You can take a boat trip around Derwentwater. It’s fun but I don’t like the noise and vibration of the engines nor the experience of floating. I like having my feet on the ground. I like to walk. Many years ago I was walking around Derwentwater as part of a longer trek. I think I’d been up to Maiden Moor. I was tired and wanted the walk to end. There was a long way to go, an hour or two, and I realised if I waited at a landing stage I could take the boat back to Keswick. As with a bus, I didn’t know if it would arrive and if it would be on time. It was. You can do the same at Ullswater using the boat for both pleasure and convenience. Some years ago I met a girl who was working on the Ullswater Steamer. I realised I’d seen her before, early in the morning, at a nearby farmhouse. She was staying there for the summer, I was staying there for a night or two. It was her second season in the Lake District. As I recall she was from the Czech Republic. I asked about her impressions of the Lake District. It wasn’t boring she told me, because there were lots of visiting young people and lots of parties. You’d be surprised, she said. She loved the modest hills, more than higher mountains back home and near to home. She’d spent the night wild camping in the hills above Hartsop. I call it extreme camping, she said, referring to a rain and wind experience which meant holding her tent so it wasn’t blown away.

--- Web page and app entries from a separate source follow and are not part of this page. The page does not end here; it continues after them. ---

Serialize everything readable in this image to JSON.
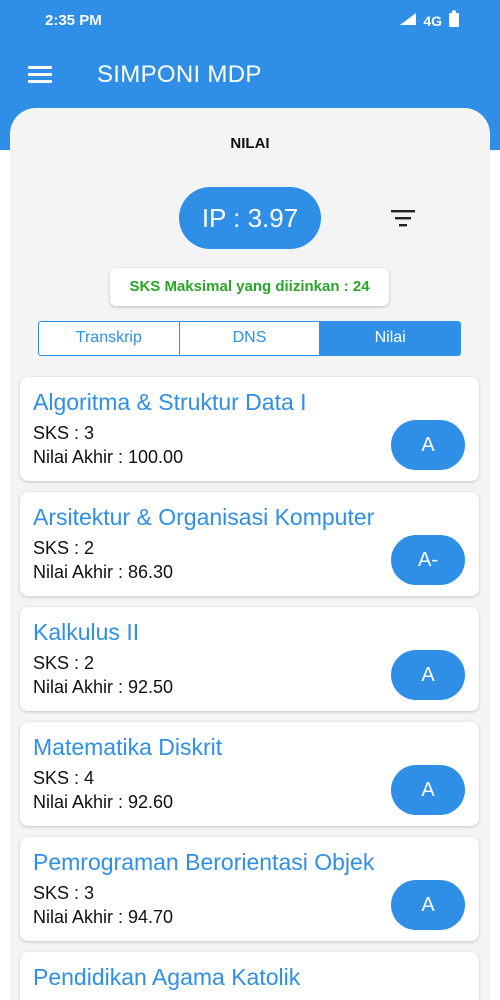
{
  "status_bar": {
    "time": "2:35 PM",
    "network": "4G",
    "icons": [
      "signal-icon",
      "network-4g-icon",
      "battery-icon"
    ]
  },
  "app_bar": {
    "title": "SIMPONI MDP",
    "menu_icon": "hamburger-menu-icon"
  },
  "page": {
    "title": "NILAI",
    "ip_text": "IP : 3.97",
    "filter_icon": "filter-icon",
    "sks_max_text": "SKS Maksimal yang diizinkan : 24"
  },
  "tabs": [
    {
      "label": "Transkrip",
      "active": false
    },
    {
      "label": "DNS",
      "active": false
    },
    {
      "label": "Nilai",
      "active": true
    }
  ],
  "courses": [
    {
      "name": "Algoritma & Struktur Data I",
      "sks": "SKS : 3",
      "nilai": "Nilai Akhir : 100.00",
      "grade": "A"
    },
    {
      "name": "Arsitektur & Organisasi Komputer",
      "sks": "SKS : 2",
      "nilai": "Nilai Akhir : 86.30",
      "grade": "A-"
    },
    {
      "name": "Kalkulus II",
      "sks": "SKS : 2",
      "nilai": "Nilai Akhir : 92.50",
      "grade": "A"
    },
    {
      "name": "Matematika Diskrit",
      "sks": "SKS : 4",
      "nilai": "Nilai Akhir : 92.60",
      "grade": "A"
    },
    {
      "name": "Pemrograman Berorientasi Objek",
      "sks": "SKS : 3",
      "nilai": "Nilai Akhir : 94.70",
      "grade": "A"
    },
    {
      "name": "Pendidikan Agama Katolik",
      "sks": "",
      "nilai": "",
      "grade": ""
    }
  ],
  "colors": {
    "primary": "#2f8fe6",
    "success_text": "#2aa52a",
    "background": "#f4f4f4"
  }
}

There was an occasional icy breeze along the slopes of Maiden Moor coming from the direction of Honistor. I was otherwise warm. The air temperature was zero but I could have climbed in my base layer or even a tee shirt. When I started fell walking I used thick army socks and Scarpa boots. After driving once to Lanthwaite Green, for a summer walk up Grassmoor, I changed from sandals to the latter. I now walk in sandals for much of the year and have used them for six backpacking trips in the Pyrenees. This occasion required boots and gaiters.

 

Maiden Moor Slopes

Sunday February 15, 2015